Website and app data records
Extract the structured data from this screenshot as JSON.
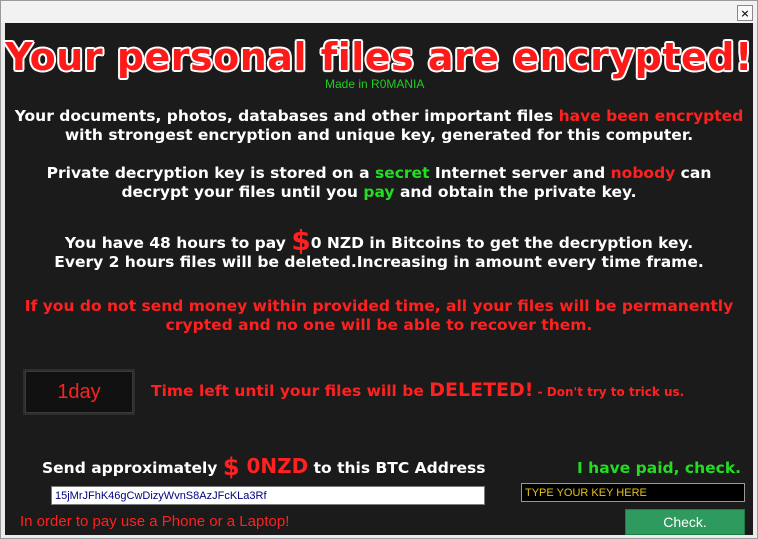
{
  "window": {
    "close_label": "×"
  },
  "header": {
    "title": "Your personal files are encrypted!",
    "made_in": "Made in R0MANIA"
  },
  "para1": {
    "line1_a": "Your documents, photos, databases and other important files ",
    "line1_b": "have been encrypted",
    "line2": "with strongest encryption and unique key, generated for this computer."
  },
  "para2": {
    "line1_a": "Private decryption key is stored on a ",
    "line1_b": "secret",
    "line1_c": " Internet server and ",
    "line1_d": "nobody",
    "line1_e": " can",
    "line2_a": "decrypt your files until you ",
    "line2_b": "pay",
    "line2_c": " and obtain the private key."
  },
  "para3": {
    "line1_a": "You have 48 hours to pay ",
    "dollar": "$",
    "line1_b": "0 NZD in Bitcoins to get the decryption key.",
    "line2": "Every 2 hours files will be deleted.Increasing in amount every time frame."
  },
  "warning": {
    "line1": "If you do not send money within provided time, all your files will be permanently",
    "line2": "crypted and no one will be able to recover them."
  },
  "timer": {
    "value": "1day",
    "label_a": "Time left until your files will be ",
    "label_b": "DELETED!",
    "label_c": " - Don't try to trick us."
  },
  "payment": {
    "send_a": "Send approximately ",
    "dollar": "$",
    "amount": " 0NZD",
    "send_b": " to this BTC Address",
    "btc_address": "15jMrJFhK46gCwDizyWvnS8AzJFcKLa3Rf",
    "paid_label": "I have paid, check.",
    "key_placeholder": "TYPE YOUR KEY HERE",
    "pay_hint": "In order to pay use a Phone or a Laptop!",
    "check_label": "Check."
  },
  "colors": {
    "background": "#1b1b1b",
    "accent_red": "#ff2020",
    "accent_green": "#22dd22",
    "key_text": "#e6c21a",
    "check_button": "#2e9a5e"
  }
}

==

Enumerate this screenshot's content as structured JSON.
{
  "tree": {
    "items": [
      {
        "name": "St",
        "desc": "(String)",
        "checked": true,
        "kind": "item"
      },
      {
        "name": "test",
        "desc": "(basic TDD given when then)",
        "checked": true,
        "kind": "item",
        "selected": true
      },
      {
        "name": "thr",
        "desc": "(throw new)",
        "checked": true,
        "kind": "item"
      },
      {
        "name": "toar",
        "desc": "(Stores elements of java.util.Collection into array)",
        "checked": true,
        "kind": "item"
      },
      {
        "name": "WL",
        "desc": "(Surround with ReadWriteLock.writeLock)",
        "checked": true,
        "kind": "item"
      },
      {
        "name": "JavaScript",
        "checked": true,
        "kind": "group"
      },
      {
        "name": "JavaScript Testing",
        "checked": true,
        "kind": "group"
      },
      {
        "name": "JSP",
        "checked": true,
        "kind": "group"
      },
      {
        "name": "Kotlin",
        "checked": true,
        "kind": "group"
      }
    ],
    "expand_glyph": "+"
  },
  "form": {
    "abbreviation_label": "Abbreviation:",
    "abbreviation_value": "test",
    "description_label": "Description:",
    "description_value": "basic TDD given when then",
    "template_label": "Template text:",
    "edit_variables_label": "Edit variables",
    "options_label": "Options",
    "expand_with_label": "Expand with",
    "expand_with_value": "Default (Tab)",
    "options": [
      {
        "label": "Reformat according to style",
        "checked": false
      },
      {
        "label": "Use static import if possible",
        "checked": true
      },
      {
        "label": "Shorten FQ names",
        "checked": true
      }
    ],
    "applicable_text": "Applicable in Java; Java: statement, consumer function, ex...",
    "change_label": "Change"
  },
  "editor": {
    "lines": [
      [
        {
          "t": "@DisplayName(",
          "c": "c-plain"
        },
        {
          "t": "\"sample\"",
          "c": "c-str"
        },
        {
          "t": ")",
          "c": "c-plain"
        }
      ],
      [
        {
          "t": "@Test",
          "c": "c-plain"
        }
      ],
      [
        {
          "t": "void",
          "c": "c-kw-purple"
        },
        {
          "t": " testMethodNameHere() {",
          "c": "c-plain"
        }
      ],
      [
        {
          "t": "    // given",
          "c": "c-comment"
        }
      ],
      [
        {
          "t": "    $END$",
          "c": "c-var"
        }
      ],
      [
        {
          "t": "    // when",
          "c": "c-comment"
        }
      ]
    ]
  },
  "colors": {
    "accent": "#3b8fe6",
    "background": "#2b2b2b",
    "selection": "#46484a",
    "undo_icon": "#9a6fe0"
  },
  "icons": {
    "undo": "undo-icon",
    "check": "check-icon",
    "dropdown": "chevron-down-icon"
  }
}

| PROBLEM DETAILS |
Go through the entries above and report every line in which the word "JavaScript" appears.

| COMPLETED EXERCISE |
        "name": "JavaScript",
        "name": "JavaScript Testing",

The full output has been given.